The Siemens Industry Sector (Erlangen, Germany) is the worldwide leading supplier of production, transportation, building and lighting technologies. With integrated automation technologies as well as comprehensive industry-specific solutions, Siemens increases the productivity, efficiency and flexibility of its customers in the fields of industry and infrastructure. The Sector consists of six Divisions: Building Technologies, Drive Technologies, Industry Automation, Industry Solutions, Mobility and Osram. With around 222,000 employees worldwide Siemens Industry achieved in fiscal 2008 a profit of EUR3.86 billion with revenues totaling EUR38 billion.
The Siemens Drive Technologies Division (Nuremberg, Germany) is the world's leading supplier of products and services for production machinery and machine tools. Drive Technologies offers integrated technologies that cover the entire drive train with electrical and mechanical components. This includes standard products but also encompasses industry-specific control and drive solutions for metal forming, printing and electronic manufacturing as well as solutions for glass, wood, plastic, ceramic, textile and packaging equipment and crane systems. The services provided by the Division include mechatronics support in addition to online services for web-based fault management and preventive maintenance. With around 39,900 employees worldwide Siemens Drive Technologies achieved in fiscal 2008 total sales of EUR8.9 billion.
PRESTO – Highly Dynamic Powerhouses
15.05.2017 | JULABO GmbH
Making lightweight construction suitable for series production
24.04.2017 | Laser Zentrum Hannover e.V.

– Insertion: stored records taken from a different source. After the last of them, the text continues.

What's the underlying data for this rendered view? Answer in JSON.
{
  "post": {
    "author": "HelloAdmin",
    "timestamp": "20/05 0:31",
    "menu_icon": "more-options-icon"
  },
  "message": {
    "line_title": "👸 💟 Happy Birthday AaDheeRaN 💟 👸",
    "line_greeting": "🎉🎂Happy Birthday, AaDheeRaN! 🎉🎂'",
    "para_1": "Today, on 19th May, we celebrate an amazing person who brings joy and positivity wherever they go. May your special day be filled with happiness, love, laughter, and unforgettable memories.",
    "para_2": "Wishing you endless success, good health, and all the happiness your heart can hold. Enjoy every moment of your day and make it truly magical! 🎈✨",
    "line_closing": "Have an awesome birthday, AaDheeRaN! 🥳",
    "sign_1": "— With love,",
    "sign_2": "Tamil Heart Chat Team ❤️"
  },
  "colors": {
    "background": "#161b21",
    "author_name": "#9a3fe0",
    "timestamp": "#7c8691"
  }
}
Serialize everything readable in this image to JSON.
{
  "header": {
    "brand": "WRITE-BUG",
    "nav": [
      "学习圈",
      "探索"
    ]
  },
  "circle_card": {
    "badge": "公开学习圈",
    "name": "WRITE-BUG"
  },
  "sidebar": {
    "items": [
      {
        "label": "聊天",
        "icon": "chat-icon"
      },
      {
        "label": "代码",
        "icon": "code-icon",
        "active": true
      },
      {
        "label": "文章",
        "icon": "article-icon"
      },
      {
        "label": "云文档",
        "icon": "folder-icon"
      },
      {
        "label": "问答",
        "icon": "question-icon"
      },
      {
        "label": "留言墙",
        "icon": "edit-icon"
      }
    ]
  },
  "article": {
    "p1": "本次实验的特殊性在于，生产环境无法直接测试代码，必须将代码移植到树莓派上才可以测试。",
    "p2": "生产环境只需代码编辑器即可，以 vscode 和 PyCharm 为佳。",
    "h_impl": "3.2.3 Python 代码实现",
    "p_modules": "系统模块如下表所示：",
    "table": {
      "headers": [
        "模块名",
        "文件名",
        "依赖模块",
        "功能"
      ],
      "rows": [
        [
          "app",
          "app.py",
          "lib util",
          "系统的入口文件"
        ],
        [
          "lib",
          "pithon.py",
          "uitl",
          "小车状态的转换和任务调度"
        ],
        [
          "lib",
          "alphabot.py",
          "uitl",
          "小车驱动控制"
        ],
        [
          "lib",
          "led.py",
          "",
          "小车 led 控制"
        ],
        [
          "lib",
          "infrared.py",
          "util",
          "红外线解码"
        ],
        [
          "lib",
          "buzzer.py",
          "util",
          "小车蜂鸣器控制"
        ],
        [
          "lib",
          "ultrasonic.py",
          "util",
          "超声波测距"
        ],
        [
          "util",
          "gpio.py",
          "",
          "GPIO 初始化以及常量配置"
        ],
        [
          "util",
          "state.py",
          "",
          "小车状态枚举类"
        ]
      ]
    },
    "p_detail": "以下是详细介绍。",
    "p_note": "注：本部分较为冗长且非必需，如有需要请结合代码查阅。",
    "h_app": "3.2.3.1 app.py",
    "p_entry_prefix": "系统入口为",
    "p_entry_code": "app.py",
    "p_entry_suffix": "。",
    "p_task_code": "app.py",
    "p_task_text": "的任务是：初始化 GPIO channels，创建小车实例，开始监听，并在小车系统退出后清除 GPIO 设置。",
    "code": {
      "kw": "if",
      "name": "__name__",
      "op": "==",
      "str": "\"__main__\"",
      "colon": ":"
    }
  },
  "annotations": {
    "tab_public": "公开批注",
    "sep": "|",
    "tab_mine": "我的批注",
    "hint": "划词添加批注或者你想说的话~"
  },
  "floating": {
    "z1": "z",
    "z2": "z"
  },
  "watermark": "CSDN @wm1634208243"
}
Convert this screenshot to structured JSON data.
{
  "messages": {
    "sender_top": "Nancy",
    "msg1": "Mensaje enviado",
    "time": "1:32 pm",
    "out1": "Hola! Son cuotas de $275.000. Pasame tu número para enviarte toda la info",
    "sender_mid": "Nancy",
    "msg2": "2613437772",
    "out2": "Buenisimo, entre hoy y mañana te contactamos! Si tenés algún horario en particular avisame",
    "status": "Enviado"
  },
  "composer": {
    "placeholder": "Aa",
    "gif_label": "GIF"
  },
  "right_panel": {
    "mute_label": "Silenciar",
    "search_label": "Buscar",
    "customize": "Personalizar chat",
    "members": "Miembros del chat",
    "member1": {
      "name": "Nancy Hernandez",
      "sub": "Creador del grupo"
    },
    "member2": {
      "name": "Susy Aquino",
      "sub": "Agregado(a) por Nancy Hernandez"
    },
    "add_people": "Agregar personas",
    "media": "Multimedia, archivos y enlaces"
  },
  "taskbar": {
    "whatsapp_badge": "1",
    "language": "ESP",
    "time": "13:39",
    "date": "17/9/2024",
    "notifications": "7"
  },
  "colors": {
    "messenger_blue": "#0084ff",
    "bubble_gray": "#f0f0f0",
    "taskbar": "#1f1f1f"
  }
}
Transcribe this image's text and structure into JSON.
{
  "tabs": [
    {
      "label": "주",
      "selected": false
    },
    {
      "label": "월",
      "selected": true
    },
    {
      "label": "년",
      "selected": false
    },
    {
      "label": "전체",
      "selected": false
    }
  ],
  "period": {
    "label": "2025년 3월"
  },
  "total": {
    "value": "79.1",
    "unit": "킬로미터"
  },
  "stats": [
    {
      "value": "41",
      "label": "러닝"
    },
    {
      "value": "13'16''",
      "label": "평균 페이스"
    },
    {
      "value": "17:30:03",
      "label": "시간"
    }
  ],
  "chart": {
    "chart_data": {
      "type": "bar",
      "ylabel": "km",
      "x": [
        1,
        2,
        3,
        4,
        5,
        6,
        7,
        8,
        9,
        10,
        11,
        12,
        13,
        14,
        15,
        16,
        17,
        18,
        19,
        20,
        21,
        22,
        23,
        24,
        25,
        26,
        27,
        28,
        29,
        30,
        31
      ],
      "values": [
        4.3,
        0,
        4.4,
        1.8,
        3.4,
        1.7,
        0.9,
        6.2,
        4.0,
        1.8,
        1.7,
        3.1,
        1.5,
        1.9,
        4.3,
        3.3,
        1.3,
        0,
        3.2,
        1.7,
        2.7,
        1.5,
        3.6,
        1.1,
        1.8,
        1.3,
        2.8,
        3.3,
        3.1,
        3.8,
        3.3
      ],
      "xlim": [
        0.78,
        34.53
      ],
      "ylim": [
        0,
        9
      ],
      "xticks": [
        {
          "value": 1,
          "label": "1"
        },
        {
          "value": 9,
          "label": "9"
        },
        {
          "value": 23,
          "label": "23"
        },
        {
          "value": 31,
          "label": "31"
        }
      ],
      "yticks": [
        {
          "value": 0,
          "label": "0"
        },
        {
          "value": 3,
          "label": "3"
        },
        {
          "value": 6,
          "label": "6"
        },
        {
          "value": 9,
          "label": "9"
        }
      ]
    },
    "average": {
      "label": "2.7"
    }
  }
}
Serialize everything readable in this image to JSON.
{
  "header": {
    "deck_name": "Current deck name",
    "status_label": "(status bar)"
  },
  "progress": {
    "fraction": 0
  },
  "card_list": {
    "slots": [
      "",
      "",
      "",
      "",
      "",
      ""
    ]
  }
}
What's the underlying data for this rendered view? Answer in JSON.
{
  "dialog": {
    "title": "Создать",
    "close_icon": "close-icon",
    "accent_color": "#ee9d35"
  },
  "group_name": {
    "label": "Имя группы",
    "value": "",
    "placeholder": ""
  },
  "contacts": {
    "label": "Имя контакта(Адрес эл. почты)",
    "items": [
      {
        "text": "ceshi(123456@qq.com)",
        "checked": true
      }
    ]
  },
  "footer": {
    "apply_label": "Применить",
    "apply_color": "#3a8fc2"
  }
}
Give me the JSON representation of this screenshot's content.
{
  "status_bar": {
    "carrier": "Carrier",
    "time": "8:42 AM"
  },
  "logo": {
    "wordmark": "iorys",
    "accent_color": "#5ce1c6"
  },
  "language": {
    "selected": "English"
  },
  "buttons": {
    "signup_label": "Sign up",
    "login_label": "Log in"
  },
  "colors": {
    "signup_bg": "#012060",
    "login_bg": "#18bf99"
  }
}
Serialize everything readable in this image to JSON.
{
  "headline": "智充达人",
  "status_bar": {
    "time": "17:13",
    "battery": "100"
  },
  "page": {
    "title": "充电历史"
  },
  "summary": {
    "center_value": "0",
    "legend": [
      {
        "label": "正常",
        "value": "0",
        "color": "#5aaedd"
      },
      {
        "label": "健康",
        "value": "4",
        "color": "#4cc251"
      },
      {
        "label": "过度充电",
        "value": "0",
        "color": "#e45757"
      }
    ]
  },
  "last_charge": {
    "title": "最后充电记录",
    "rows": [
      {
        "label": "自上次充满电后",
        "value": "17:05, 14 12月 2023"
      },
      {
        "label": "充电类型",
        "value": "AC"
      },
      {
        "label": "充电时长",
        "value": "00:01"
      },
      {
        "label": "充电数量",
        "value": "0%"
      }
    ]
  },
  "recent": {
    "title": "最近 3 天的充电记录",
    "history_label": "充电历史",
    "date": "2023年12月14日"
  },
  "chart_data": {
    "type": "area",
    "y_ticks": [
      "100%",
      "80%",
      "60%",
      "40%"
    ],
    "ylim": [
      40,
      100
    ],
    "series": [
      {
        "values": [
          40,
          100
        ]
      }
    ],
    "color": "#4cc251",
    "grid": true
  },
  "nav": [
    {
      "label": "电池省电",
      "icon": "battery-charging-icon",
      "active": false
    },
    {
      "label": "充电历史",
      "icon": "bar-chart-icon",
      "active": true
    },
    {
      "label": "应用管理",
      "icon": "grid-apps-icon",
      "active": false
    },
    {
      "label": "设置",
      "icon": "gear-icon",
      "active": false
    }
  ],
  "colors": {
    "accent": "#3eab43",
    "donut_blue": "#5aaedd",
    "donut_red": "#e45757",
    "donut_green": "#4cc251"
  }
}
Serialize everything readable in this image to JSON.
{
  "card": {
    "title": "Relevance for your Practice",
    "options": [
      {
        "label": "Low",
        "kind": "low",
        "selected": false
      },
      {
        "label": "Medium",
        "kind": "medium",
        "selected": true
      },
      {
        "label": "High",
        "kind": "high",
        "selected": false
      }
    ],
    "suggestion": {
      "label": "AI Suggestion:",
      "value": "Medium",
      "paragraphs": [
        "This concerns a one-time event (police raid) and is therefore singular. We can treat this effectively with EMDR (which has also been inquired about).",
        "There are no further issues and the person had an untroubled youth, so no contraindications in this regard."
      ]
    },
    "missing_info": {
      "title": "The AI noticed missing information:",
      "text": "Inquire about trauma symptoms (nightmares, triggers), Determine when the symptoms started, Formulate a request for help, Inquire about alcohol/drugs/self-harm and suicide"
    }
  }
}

An international team of physicists has monitored the scattering behaviour of electrons in a non-conducting material in real-time. Their insights could be beneficial for radiotherapy.
We can refer to electrons in non-conducting materials as ‘sluggish’. Typically, they remain fixed in a location, deep inside an atomic composite. It is hence...
Two-dimensional magnetic structures are regarded as a promising material for new types of data storage, since the magnetic properties of individual molecular building blocks can be investigated and modified. For the first time, researchers have now produced a wafer-thin ferrimagnet, in which molecules with different magnetic centers arrange themselves on a gold surface to form a checkerboard pattern. Scientists at the Swiss Nanoscience Institute at the University of Basel and the Paul Scherrer Institute published their findings in the journal Nature Communications.
Ferrimagnets are composed of two centers which are magnetized at different strengths and point in opposing directions. Two-dimensional, quasi-flat ferrimagnets...
An Australian-Chinese research team has created the world's thinnest hologram, paving the way towards the integration of 3D holography into everyday...
In the race to produce a quantum computer, a number of projects are seeking a way to create quantum bits -- or qubits -- that are stable, meaning they are not much affected by changes in their environment. This normally needs highly nonlinear non-dissipative elements capable of functioning at very low temperatures.
In pursuit of this goal, researchers at EPFL's Laboratory of Photonics and Quantum Measurements LPQM (STI/SB), have investigated a nonlinear graphene-based...
Dental plaque and the viscous brown slime in drainpipes are two familiar examples of bacterial biofilms. Removing such bacterial depositions from surfaces is...
23.05.2017 | Event News
22.05.2017 | Event News
17.05.2017 | Event News
23.05.2017 | Physics and Astronomy
23.05.2017 | Life Sciences
23.05.2017 | Event News